▶ [WORK REQUIRED]: State how many lines of the entries hold the string "dsfdsf", and nothing more.

[Start of Attachment]

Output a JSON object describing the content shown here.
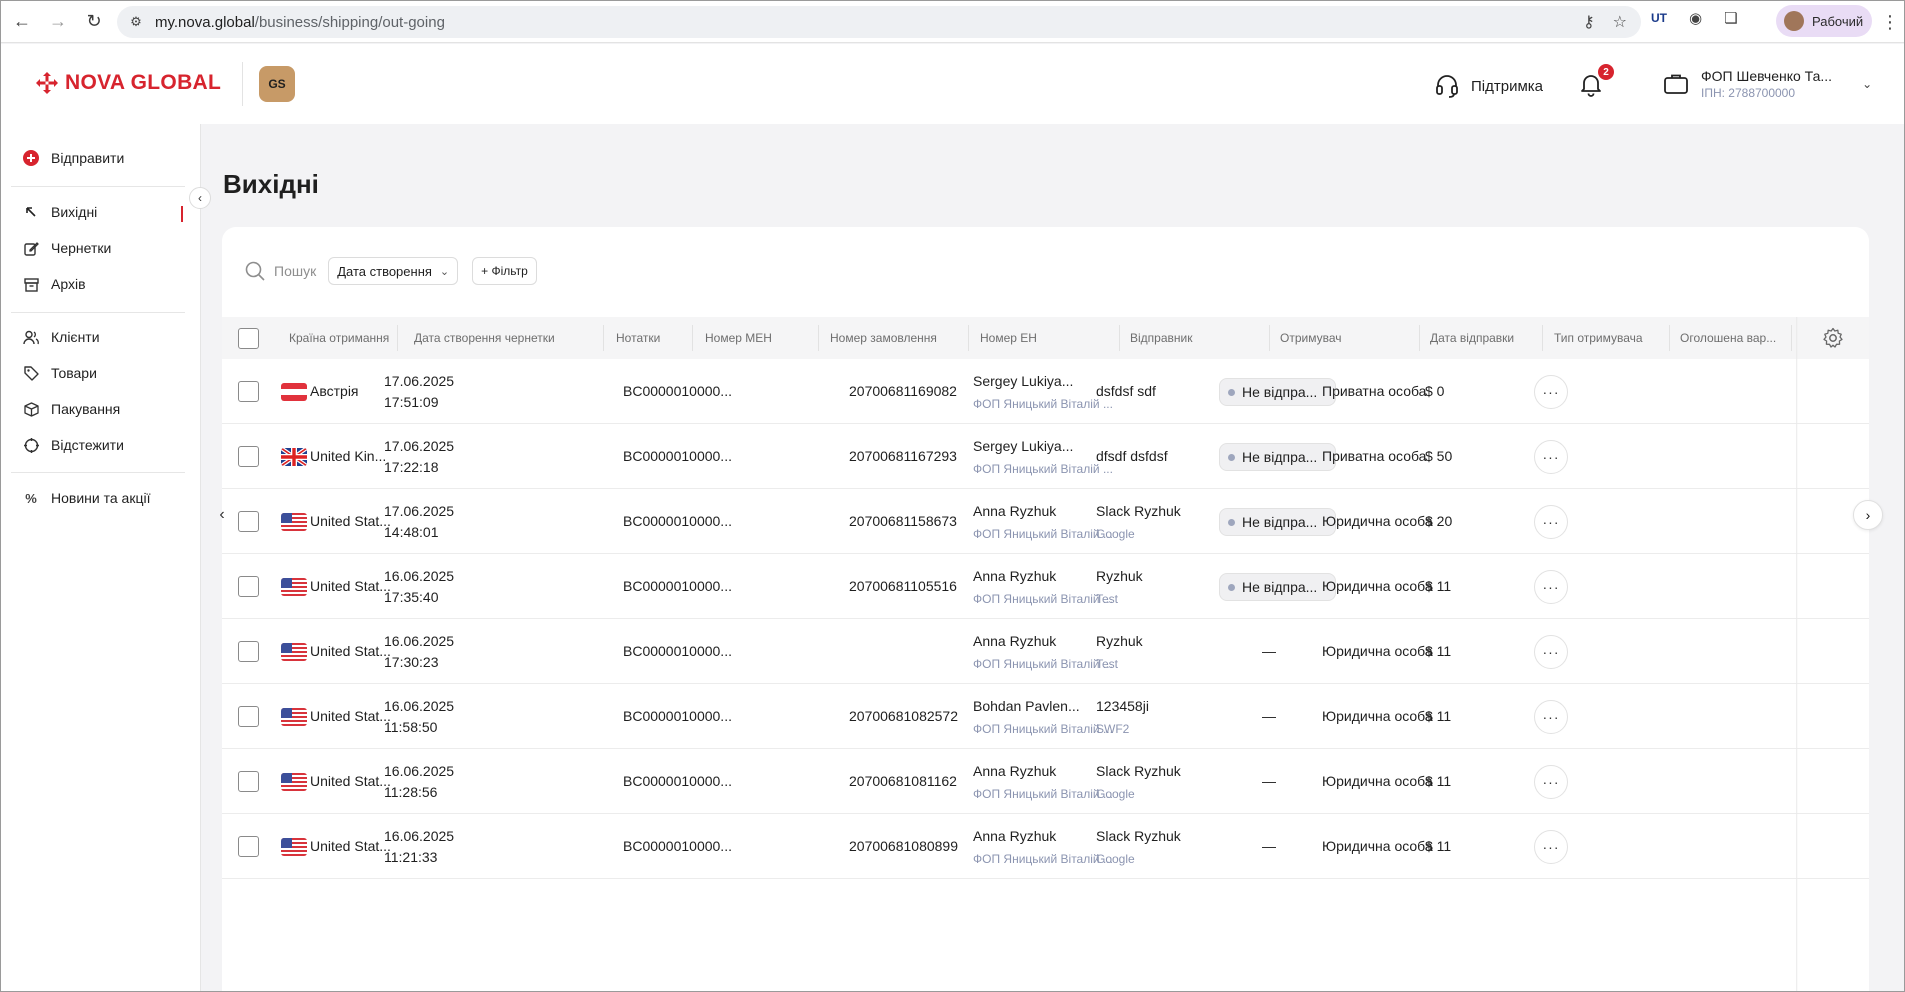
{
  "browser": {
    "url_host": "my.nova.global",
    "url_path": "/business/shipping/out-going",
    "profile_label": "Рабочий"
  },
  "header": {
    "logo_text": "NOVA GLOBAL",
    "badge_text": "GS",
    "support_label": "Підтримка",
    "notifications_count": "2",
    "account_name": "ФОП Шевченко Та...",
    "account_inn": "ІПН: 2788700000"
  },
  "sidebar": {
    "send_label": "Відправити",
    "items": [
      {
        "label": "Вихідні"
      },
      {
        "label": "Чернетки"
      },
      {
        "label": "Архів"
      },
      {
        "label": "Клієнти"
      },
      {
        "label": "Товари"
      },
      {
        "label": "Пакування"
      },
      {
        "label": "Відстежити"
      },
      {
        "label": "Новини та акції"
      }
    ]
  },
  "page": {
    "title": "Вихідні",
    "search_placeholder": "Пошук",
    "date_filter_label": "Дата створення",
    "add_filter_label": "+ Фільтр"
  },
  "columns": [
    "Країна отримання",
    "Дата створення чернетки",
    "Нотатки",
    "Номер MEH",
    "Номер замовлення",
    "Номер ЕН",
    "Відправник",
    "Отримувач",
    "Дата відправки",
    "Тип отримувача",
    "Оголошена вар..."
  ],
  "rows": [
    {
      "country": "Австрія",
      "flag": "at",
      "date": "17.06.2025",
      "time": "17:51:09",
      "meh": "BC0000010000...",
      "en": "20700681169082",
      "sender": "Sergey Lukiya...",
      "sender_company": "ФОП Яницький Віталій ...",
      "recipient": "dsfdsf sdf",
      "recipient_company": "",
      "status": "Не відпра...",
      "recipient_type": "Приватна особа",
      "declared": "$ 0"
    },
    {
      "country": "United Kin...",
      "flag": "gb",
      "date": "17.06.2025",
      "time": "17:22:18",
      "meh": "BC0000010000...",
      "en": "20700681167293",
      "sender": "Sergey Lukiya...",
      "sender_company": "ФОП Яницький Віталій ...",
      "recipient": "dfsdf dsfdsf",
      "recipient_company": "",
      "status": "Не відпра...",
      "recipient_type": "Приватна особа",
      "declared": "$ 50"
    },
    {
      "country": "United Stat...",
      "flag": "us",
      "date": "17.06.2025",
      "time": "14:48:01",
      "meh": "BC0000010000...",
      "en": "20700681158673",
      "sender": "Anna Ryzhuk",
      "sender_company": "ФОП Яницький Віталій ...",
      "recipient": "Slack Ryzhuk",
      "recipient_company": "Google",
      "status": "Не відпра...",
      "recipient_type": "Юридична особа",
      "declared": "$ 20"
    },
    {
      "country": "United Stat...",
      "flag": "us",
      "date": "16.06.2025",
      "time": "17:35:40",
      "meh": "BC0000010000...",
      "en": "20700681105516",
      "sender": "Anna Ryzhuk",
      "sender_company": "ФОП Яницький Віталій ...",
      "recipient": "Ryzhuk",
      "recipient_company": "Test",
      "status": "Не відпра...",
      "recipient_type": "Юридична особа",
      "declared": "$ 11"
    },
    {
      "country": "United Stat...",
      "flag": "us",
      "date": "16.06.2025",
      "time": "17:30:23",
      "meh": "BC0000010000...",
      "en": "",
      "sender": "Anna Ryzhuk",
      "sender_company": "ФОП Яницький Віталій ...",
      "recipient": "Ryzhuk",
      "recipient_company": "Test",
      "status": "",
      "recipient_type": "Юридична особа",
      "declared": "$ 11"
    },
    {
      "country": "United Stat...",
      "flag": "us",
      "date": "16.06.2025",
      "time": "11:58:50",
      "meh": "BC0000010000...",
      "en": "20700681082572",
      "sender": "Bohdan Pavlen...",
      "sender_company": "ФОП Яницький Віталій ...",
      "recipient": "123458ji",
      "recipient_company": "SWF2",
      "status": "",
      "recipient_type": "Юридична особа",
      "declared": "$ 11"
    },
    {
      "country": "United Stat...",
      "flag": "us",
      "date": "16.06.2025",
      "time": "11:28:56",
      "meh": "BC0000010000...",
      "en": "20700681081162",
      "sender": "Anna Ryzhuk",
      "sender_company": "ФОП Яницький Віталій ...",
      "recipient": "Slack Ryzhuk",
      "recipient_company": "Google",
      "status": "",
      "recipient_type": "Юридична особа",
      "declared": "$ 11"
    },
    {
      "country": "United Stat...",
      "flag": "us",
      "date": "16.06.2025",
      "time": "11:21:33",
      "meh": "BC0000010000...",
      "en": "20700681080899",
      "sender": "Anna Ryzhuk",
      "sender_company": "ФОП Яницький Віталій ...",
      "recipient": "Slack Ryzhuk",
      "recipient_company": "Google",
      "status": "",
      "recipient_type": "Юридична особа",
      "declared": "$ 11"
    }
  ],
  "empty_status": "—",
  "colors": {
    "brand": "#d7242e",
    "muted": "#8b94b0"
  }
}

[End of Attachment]
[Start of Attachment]

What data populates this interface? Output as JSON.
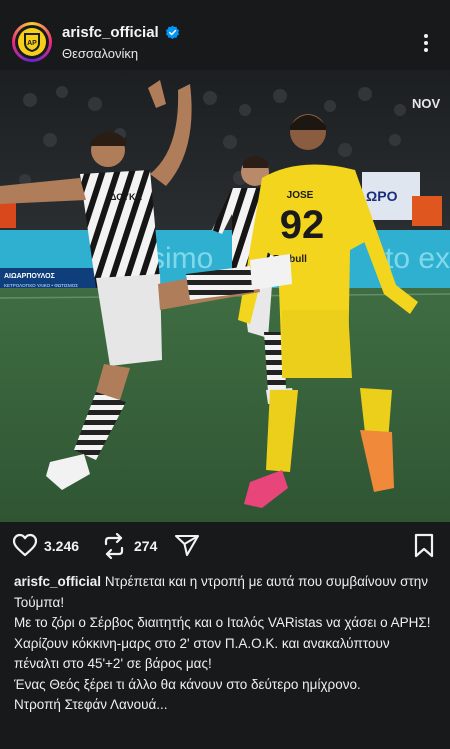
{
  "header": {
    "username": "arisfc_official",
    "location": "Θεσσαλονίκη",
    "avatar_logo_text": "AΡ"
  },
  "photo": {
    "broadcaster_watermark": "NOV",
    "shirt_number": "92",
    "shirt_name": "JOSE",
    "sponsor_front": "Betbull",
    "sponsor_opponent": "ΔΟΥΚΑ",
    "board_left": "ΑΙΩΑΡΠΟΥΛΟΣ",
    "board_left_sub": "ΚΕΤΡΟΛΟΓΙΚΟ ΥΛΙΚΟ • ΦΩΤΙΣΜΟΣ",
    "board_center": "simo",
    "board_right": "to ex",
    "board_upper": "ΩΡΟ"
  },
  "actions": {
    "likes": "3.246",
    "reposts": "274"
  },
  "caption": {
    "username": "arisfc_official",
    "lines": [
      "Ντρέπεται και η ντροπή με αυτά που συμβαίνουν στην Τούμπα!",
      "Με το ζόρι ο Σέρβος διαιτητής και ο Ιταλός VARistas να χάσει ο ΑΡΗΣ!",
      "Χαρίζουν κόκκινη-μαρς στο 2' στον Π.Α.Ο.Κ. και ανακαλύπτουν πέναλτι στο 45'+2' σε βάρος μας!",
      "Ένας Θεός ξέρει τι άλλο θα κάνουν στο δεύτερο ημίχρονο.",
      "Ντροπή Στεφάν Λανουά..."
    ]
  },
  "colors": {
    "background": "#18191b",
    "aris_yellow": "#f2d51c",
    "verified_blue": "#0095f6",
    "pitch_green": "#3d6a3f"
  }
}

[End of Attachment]

▶ [RESPONSE TO THIS EXERCISE]: 2